-- SOURCE DATA --
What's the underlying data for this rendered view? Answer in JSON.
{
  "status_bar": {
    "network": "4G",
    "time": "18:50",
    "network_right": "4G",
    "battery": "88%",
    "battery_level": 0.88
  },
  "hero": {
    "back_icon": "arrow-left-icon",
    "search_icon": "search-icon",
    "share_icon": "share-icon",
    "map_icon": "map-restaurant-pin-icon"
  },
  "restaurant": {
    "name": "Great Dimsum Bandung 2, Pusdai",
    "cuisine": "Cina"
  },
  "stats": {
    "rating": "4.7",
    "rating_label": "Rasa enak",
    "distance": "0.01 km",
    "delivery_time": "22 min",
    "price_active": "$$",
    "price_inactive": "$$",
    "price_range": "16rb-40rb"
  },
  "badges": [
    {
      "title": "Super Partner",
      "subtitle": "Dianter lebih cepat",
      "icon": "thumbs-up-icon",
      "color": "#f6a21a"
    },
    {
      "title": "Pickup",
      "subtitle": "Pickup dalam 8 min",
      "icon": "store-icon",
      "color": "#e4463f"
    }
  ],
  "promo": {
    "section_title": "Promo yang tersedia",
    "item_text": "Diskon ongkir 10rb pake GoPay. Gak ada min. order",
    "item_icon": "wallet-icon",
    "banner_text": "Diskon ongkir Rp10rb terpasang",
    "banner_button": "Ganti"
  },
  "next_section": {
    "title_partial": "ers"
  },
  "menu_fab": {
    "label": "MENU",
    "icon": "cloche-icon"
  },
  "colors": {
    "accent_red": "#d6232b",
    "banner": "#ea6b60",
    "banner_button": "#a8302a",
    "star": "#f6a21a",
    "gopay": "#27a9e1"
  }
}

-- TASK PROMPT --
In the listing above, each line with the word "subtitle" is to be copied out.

-- ANSWER TO THIS EXERCISE --
      "subtitle": "Dianter lebih cepat",
      "subtitle": "Pickup dalam 8 min",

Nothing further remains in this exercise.